*** Provided material ***

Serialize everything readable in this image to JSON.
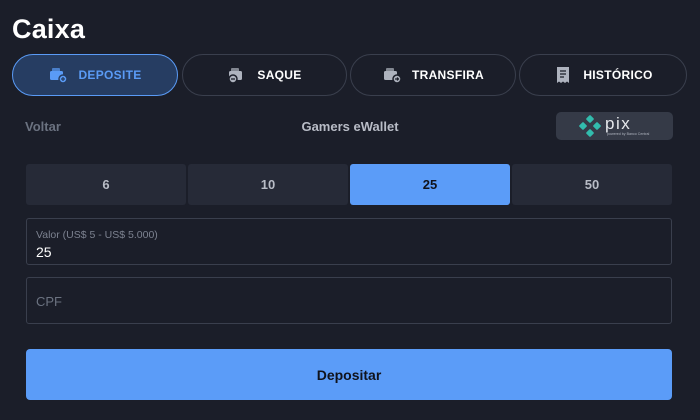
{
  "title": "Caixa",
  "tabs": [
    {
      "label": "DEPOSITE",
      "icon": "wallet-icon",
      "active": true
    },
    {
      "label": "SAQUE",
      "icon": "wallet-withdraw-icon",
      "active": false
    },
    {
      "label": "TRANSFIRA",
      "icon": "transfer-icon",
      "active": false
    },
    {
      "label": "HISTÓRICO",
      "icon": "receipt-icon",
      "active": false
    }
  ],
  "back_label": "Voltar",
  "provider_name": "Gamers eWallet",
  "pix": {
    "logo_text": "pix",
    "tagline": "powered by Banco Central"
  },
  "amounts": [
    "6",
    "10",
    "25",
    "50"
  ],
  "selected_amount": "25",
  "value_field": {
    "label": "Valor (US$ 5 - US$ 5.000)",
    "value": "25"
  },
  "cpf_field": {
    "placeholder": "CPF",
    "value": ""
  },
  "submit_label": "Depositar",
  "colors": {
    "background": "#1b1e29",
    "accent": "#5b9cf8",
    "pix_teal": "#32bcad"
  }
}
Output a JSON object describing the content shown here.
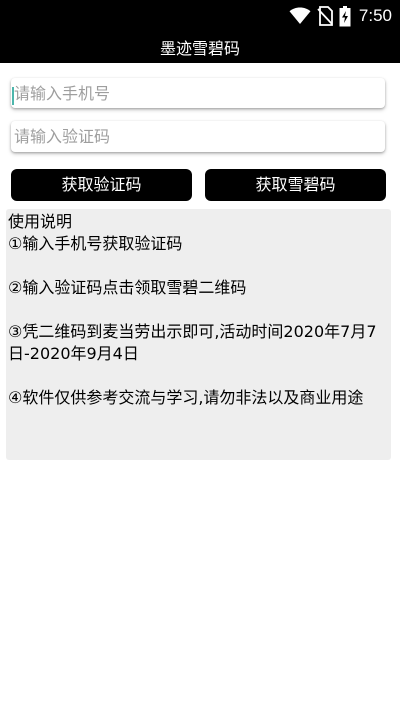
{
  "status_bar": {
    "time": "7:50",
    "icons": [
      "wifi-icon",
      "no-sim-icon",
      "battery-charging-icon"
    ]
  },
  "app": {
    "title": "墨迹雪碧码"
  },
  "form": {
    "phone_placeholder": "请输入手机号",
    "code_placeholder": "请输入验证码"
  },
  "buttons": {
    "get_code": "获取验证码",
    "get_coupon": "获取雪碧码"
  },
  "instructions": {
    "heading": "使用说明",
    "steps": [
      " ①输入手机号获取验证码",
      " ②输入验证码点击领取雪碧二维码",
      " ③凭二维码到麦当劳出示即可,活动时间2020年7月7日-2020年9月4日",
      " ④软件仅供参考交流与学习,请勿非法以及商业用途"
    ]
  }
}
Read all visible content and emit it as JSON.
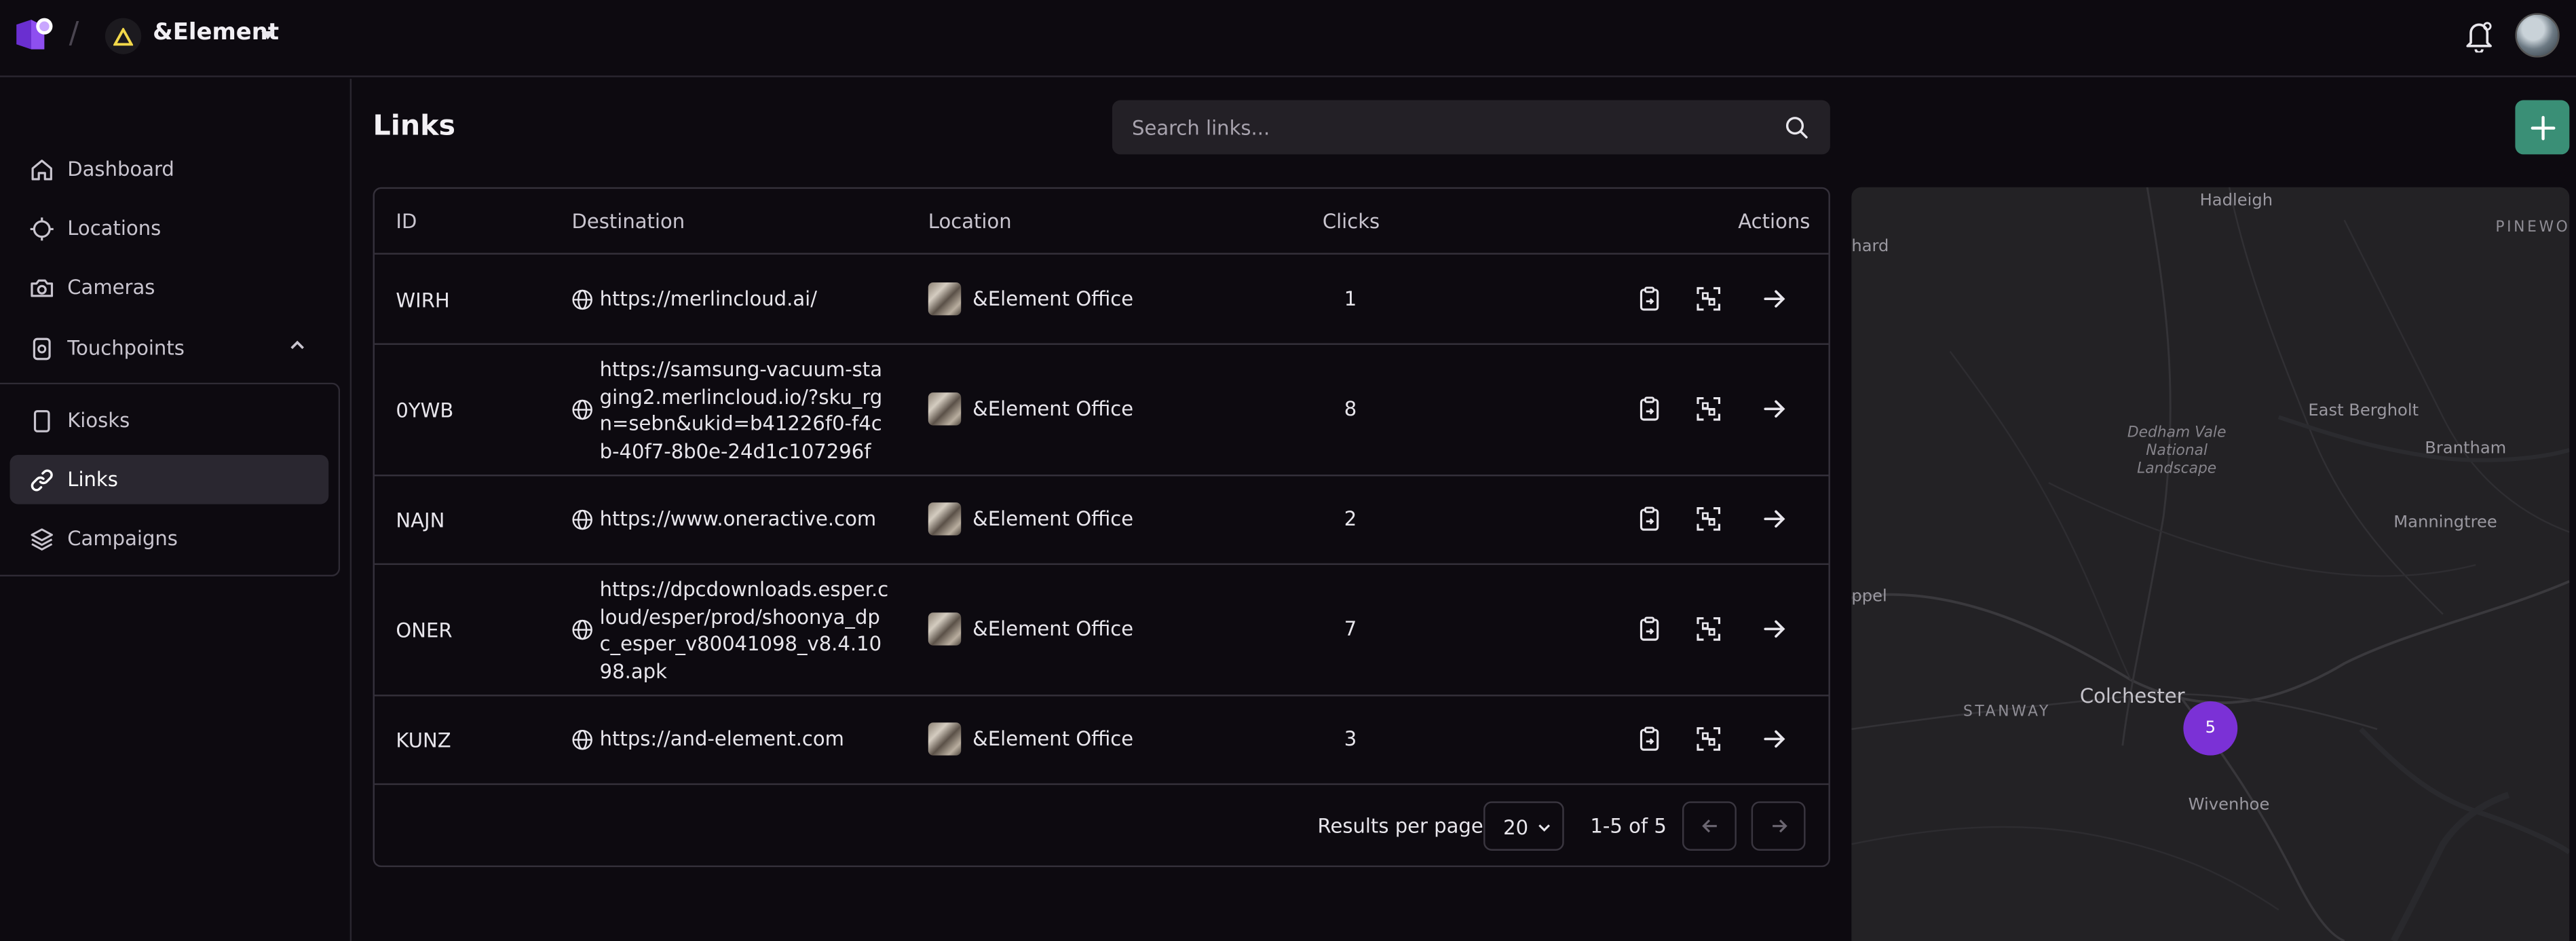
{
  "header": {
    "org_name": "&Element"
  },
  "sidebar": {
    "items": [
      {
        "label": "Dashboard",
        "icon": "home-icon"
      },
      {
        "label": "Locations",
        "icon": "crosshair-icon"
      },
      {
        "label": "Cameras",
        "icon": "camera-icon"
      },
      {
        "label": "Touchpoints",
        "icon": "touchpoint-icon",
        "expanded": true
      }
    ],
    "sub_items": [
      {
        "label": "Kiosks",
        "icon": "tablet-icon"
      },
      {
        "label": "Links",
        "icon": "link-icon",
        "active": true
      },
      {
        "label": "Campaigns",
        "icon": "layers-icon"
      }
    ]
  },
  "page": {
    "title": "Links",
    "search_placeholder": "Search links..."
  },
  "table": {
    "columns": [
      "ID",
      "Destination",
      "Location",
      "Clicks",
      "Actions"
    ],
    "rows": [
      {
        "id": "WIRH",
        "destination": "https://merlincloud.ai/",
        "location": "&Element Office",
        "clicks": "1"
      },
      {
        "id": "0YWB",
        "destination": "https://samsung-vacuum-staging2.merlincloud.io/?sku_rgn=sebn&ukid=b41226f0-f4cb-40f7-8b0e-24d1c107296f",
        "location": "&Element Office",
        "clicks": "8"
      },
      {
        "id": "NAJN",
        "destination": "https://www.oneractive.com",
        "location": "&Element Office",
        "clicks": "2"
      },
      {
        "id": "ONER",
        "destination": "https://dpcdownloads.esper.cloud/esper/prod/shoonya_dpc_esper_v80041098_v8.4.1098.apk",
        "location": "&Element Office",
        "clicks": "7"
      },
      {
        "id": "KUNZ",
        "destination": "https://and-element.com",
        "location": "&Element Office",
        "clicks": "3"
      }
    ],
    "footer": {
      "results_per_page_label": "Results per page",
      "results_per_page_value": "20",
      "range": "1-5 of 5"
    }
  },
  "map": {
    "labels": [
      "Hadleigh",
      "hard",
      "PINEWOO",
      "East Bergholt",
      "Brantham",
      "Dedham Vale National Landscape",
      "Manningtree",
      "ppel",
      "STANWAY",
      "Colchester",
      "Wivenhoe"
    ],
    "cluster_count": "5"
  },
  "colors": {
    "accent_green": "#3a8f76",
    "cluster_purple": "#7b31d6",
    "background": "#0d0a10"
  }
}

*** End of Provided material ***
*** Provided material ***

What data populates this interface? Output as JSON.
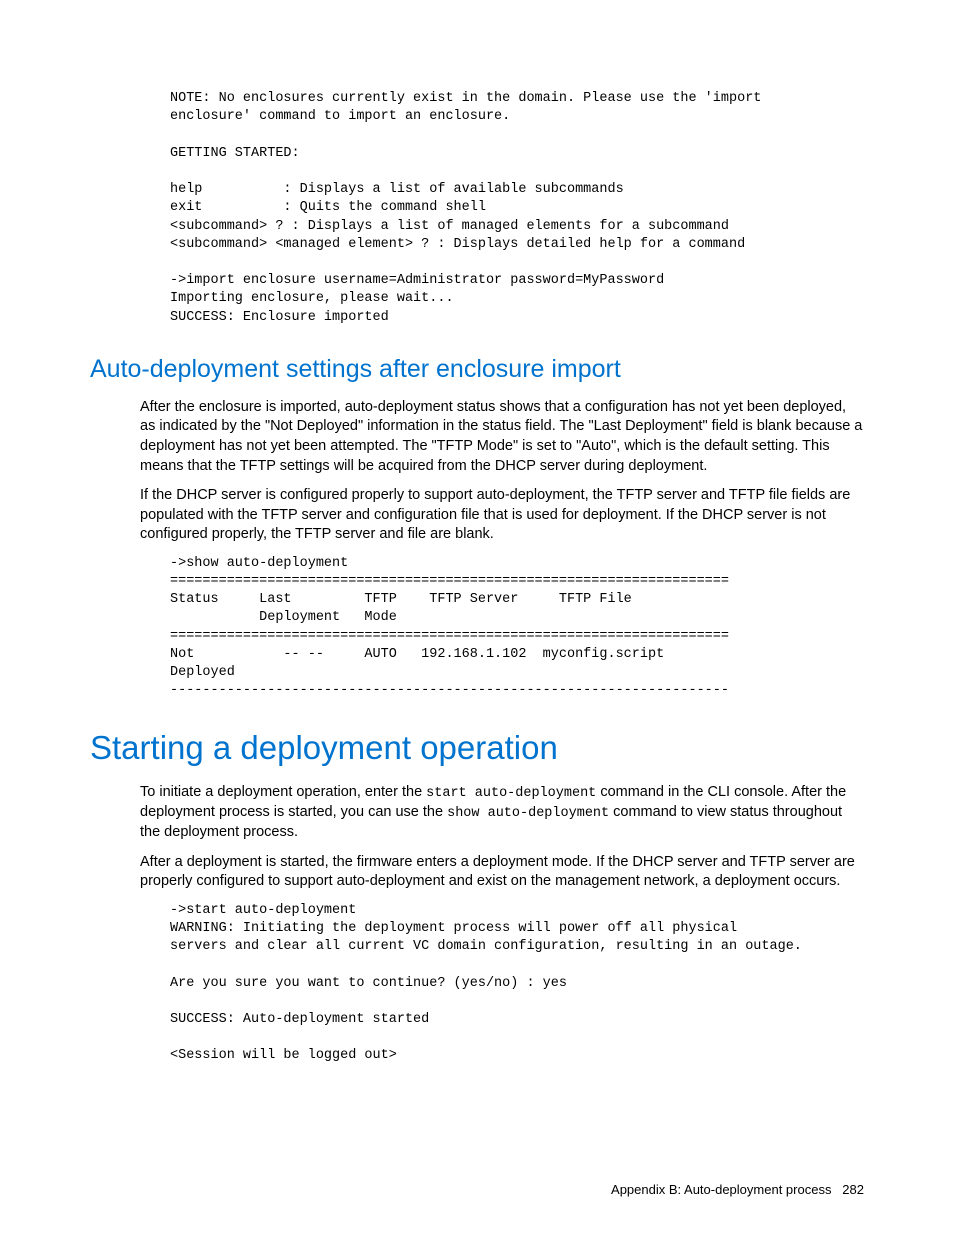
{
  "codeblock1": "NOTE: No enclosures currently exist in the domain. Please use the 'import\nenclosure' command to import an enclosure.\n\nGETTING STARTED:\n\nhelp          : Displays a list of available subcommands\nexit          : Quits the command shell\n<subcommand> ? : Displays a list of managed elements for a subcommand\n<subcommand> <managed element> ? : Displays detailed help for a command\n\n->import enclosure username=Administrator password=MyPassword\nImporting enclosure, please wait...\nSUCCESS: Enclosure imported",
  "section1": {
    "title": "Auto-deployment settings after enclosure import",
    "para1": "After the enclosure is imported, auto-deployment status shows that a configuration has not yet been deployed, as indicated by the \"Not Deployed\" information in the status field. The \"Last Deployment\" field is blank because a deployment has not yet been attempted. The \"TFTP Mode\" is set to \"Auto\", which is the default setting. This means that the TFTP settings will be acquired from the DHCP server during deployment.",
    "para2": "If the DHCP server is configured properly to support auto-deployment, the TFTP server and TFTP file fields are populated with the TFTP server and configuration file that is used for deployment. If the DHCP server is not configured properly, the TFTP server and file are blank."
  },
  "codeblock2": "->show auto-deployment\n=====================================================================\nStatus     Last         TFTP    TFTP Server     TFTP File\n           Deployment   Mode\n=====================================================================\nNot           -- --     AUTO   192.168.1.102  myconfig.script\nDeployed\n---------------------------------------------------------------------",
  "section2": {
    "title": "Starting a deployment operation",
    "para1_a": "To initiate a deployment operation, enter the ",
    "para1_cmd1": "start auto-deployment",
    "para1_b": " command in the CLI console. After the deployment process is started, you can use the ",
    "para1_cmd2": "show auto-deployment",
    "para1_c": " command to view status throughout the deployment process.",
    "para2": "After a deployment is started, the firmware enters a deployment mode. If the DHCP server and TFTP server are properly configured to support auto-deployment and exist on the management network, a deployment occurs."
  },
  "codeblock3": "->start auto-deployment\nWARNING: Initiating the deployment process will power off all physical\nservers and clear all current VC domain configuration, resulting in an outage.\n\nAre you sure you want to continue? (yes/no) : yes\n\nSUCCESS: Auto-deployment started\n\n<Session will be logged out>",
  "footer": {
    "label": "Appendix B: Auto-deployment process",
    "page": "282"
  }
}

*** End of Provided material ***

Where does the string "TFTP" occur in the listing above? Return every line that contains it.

    "para1": "After the enclosure is imported, auto-deployment status shows that a configuration has not yet been deployed, as indicated by the \"Not Deployed\" information in the status field. The \"Last Deployment\" field is blank because a deployment has not yet been attempted. The \"TFTP Mode\" is set to \"Auto\", which is the default setting. This means that the TFTP settings will be acquired from the DHCP server during deployment.",
    "para2": "If the DHCP server is configured properly to support auto-deployment, the TFTP server and TFTP file fields are populated with the TFTP server and configuration file that is used for deployment. If the DHCP server is not configured properly, the TFTP server and file are blank."
  "codeblock2": "->show auto-deployment\n=====================================================================\nStatus     Last         TFTP    TFTP Server     TFTP File\n           Deployment   Mode\n=====================================================================\nNot           -- --     AUTO   192.168.1.102  myconfig.script\nDeployed\n---------------------------------------------------------------------",
    "para2": "After a deployment is started, the firmware enters a deployment mode. If the DHCP server and TFTP server are properly configured to support auto-deployment and exist on the management network, a deployment occurs."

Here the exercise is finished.